SB 276, written and submitted by State Sen. Quinton Ross, last week passed its first challenge with a 7-1-1 vote in the Governmental Affairs Committee where it originated. It will now go to the state senate floor for debate, probably within the next few months. If it passes the senate vote, it goes to the full legislature. A win there sends it to the governor's desk to be signed into law or vetoed.
The process may be deliberative and time-consuming, but one-page bill itself is simple in concept and in language. The synopsis: "This bill would expressly allow any state entity to use open source software in lieu of proprietary software whenever feasible."
SB 276: A simple reminder
That's it. Just a reminder to IT decision-makers on the public payroll not to forget open source when the time comes to spend taxpayers' dollars for software.
As benign as it appears, bills like this one invariably bring loud opposition in every jurisdiction from lobbyists who are paid -- and paid very well -- to watch these things as they progress. In most cases, the proprietary software industry wants to make sure that the tables aren't tipped unfairly so that open source gets preferential treatment from government. Funny, open source promoters are contending they want the same, exact thing.
So, if fairness is what everybody wants, why all the controversy? "We just don't want open source to be 'more equal' than proprietary software," said Mike Wendy, a lobbyist with the Computer Technology Industry Association in Washington, D.C. CompTIA is an industry lobbying consortium of 290 software companies with strong backing of Microsoft and Intel, and it describes itself as an impartial industry watchdog association.
Open source software is becoming the topic of an increasing number of proposed U.S. laws.
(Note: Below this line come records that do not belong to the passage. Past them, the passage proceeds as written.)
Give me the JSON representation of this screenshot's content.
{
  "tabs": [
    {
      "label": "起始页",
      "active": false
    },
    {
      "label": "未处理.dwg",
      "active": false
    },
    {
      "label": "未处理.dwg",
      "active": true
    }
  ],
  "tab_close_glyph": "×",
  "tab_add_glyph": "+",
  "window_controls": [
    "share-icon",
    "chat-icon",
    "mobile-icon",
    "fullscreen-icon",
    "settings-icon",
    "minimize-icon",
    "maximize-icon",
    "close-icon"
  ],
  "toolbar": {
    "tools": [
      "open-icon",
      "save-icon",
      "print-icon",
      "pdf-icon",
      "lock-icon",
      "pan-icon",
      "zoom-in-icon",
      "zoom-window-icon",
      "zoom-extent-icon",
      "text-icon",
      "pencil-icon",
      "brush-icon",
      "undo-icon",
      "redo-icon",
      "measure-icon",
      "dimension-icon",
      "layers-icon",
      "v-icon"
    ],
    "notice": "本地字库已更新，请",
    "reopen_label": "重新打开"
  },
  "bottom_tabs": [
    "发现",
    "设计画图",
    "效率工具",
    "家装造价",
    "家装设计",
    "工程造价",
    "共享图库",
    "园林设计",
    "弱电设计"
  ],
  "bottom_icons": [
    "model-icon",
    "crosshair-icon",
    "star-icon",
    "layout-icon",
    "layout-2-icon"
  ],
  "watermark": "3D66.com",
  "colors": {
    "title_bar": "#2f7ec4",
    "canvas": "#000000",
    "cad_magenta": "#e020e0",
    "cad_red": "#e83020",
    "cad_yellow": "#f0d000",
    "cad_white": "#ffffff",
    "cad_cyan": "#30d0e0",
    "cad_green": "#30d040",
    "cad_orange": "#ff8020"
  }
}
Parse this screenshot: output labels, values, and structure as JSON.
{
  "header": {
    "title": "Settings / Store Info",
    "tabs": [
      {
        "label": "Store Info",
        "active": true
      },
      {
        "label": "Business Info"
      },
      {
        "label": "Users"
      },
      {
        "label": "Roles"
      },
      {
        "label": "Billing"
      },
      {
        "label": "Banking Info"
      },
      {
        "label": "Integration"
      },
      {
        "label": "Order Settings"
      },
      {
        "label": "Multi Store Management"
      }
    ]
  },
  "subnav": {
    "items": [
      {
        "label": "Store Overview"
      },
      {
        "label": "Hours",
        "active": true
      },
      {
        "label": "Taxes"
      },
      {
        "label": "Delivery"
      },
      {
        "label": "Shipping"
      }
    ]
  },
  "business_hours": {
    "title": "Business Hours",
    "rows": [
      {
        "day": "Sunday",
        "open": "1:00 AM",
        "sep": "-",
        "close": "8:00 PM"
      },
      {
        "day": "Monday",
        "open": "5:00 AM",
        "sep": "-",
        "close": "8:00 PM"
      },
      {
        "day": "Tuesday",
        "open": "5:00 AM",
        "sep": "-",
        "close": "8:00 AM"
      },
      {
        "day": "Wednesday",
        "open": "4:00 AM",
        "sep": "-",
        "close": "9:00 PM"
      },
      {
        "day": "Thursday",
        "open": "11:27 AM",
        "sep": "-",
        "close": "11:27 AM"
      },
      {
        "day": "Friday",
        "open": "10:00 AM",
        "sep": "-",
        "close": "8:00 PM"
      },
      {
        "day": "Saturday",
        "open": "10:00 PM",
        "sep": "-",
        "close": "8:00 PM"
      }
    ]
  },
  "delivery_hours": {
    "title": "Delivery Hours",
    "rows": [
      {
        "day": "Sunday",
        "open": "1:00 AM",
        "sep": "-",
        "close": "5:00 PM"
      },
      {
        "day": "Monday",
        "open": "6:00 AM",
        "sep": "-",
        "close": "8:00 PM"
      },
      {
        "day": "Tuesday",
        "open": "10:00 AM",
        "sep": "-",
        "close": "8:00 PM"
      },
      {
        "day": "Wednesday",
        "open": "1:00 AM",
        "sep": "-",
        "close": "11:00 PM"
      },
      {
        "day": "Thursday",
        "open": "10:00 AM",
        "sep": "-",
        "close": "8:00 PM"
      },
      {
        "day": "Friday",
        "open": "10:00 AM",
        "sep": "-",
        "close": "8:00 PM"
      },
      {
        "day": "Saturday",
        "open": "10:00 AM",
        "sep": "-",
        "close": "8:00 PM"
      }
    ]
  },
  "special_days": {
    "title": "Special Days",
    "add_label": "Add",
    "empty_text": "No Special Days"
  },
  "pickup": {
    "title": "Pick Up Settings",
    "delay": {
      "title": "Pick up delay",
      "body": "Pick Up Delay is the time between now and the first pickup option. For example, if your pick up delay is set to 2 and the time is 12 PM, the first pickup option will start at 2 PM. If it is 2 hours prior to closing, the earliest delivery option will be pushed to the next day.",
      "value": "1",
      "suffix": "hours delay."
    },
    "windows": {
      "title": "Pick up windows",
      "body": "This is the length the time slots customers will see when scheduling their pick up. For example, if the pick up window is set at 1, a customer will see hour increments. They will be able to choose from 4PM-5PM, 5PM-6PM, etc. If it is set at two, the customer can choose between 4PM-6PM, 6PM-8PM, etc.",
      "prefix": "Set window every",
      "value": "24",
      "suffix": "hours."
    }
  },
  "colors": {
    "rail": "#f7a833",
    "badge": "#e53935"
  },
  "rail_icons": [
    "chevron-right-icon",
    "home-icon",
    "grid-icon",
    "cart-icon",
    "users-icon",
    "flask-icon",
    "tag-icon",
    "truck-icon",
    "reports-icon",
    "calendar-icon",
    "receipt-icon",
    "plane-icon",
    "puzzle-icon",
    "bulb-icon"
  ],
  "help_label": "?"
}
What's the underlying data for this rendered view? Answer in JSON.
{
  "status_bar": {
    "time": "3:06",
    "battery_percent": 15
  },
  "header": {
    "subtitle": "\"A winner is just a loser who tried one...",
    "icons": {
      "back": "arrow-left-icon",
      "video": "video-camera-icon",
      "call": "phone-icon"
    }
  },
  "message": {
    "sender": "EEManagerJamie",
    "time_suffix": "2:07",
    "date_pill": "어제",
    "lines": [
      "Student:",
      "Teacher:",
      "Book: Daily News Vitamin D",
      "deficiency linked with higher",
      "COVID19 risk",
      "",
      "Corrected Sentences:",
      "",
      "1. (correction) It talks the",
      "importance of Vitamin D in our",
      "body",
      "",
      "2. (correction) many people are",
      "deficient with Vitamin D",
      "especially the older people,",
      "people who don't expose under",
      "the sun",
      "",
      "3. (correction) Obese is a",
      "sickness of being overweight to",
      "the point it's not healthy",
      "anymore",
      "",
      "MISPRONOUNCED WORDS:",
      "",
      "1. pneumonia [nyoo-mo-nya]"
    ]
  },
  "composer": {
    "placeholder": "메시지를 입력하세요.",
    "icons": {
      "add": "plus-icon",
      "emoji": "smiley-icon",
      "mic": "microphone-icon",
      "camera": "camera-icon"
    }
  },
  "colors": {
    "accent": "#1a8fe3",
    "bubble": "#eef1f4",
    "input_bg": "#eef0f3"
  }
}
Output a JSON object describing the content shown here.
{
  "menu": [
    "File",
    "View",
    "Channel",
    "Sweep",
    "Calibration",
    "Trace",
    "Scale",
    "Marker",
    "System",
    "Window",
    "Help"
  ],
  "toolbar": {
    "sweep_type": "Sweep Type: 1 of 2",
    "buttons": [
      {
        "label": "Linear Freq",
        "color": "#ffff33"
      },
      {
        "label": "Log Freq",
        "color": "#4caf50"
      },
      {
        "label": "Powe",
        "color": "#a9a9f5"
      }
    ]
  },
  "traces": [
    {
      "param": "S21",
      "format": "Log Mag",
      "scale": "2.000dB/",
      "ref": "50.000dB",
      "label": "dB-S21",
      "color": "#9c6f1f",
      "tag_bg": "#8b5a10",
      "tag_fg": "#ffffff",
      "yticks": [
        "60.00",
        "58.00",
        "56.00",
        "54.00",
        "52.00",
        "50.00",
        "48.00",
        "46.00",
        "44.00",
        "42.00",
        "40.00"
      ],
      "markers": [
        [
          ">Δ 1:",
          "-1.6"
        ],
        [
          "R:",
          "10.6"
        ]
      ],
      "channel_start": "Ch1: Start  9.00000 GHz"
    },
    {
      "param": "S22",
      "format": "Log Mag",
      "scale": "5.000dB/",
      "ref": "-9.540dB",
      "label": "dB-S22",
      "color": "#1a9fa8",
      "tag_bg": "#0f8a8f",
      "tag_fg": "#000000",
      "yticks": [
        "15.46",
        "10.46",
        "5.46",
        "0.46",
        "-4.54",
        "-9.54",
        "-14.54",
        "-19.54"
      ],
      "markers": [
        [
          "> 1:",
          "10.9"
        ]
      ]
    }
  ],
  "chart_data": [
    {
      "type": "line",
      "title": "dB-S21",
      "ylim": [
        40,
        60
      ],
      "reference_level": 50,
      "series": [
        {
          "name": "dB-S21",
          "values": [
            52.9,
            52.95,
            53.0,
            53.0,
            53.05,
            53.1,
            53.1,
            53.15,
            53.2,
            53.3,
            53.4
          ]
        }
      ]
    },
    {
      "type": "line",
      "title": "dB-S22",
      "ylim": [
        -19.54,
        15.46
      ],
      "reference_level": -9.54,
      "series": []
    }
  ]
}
California (with its proposed Digital Software Security Act), Oregon, Oklahoma, Texas, Virginia, and Massachussetts have been in the legislative process at different levels, mostly in efforts to improve public awareness of open source software as a viable alternative for use in government agency IT systems.
In January, the state of Massachusetts Information Technology Division finalized a new open standards IT policy which outlines acquisition guidelines for the future and gives the vendor community -- including open source software companies -- fair and open opportunity to compete for contracts.
Largo: Already all open source
A while back, the city of Largo, Fla. decided to go completely open source in its city IT system. As budgets get tighter, other public agencies are following suit around the nation.
How did this newest bill get started?
"Before I was elected, I was the principal of a magnet school with a technology component here in Montgomery," Ross told NewsForge. "We needed computers for the kids, we had none at all. So, the technology teacher and myself went to the business community and got 80 older computers donated for classrooms. That was a start, but then we looked around at office software. We saw the licensing costs, then decided to go with OpenOffice ... we saved about $10,000 for the school by going that way.
"That was a lot of money saved for only one school," Ross said. "Of course, we know the trade-offs involved with whatever you do. But in this day of tightening budgets and improving open source software, we have to look seriously at what is available.
"The reason for writing this bill is that we need to make people think out of the box. We think that this is what all public agencies should be aware of. Getting the word out about the alternatives is what this is about. We want to make sure that all software alternatives get equal treatment when it comes to awarding contracts or spending public funds. No one vendor should get any preferential treatment," Ross said.
Right now, the state finance office is running Red Hat Linux and is happy with it, Ross said. So there is already proof in the Alabama pudding.
Ross: Realistic about the political process
Ross is realistic about the chances for his bill to actually make it into the books as law. "As far as the bill itself is concerned, it's a long road ahead. We got good support in the Governmental Affairs committee, but it will be tough to get it through the senate with all the other issues we have to deal with on a daily basis. Frankly, for most people, the kind of software the state buys isn't a top priority issue."
Ross heard immediately from people outside the state on this bill. CompTIA was one of the first to ring. "We'll listen to what they have to say, and we might need to amend the language a bit. But all of this serves to bring awareness, that's our main goal," Ross said. "All the discussion is good."
CompTIA says it strives for equality for all in these cases, just as open-source advocates do.
"We just think that legislation like this is unnecessary," Wendy said. "IT administrators are already quite aware of the choices out there, if they're doing their jobs correctly. They don't need a law to tell them that open source software -- or any sort of software -- should be considered for use in a system. We think the whole thing is a waste of time and effort."
Wendy said he thinks calling specific attention to open source software in a bill like SB 276 unfairly gives a de facto advantage to open source. "When it is called out like that, is makes it look like open source is 'more equal' than proprietary software, and that impression shouldn't be out there," he said.
Wendy said that there are about 70 similar iniatitives at various levels of process all over the world. "They are certainly becoming more and more common at this point," he said, "but they will eventually slow down as things get settled."